Free child care plan alone might not “plug the holes in the current system,” says GBC Parent Association
When the Ontario government unveiled its pre-election budget in late March, parents were not left out.
For George Brown College (GBC) students who face the challenge of balancing school and raising children, the Liberal Party’s plans to fund free child care for preschoolers might be positive news. But for Shana Kealey, GBC Parent Association co-founder, there is more at play in child care shortfalls than simply providing the additional funding.
“It (new child care program) doesn’t necessarily plug a lot of the holes in the current system because the demand is so high,” said Kealey, who thinks that the plan might be helpful to some parents, but is skeptical that the province will be able to create all the spaces needed.
“It’s going to be the same type of shoddy access,” she said.
The initiative comes at a cost of $2.2 billion and covers licensed spots for children from 2 1/2-year-olds until they begin full kindergarten, the year they turn four. The program, which would roll out in 2020, should have a noticeable impact in Toronto, where child care costs are among the highest in the country.
“For preschoolers, the median cost in Toronto is in the neighborhood of $15,000 a year, the most expensive in the country,” explained David Macdonald, a senior economist for the Canadian Centre for Policy Alternatives. “So, if you went from $15,000 a year to zero, that’s the biggest (drop) that you would see in any of the big cities in the country.”
Lack of child-care spaces has also been in the spotlight recently. In 2016, the Ontario government committed to creating 100,000 new licensed child-care spaces over five years for children up to four years old. This is estimated to mean approximately 30,000 new spaces for children under four in Toronto, according to a report from the city.
Peter Tabuns, a long-time New Democrat MPP (Toronto-Danforth), also sees some missing elements in the government’s plan on this file.
“It isn’t just a question of providing subsidy dollars. You actually have to invest physically in spaces and you’re going to have to invest in a lot of them,” said Tabuns, who added that his party will address child care in their election platform to be released later this month. “I see very limited action on the part of this government.”

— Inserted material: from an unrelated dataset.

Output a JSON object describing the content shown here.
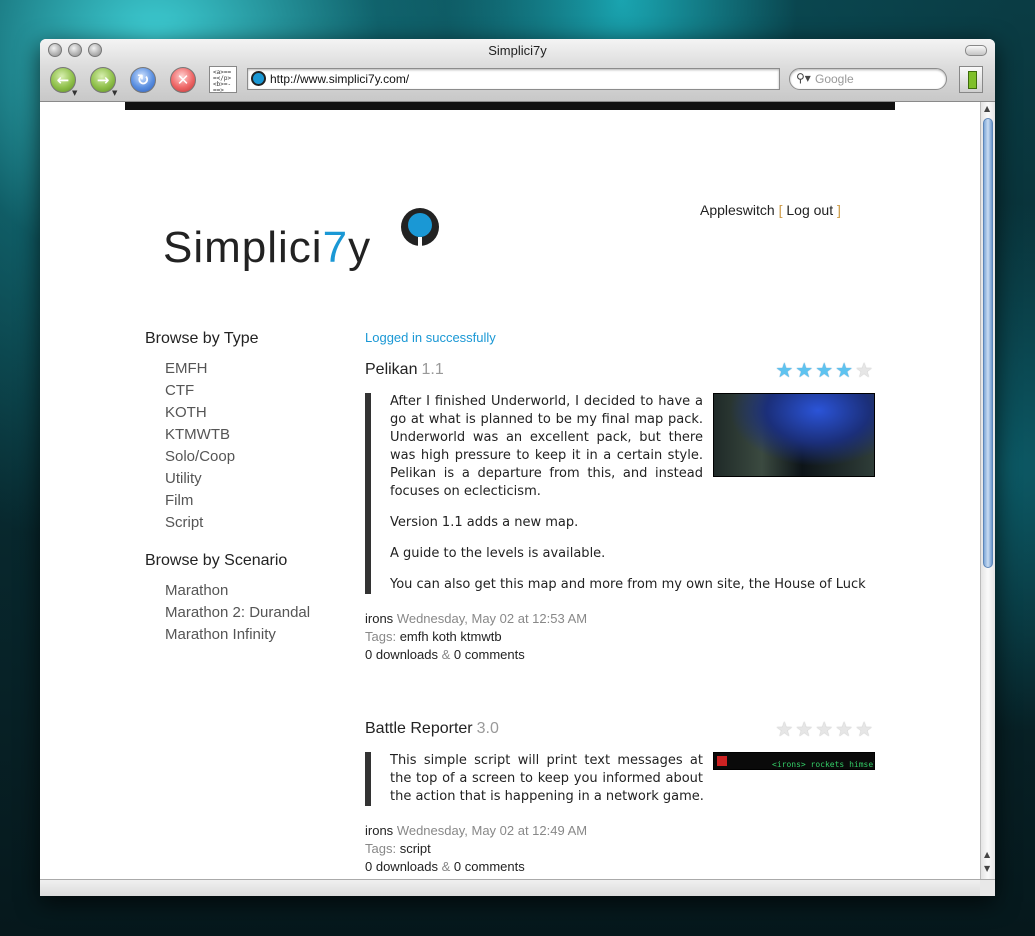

In a statement to The Dialog, Progressive Conservative leader Doug Ford said that the wait is too long for child care and that, “the program doesn’t even come into effect until 2020, despite families needing relief now.”
GBC students and other Ontario voters will go to the polls for the general election on June 7.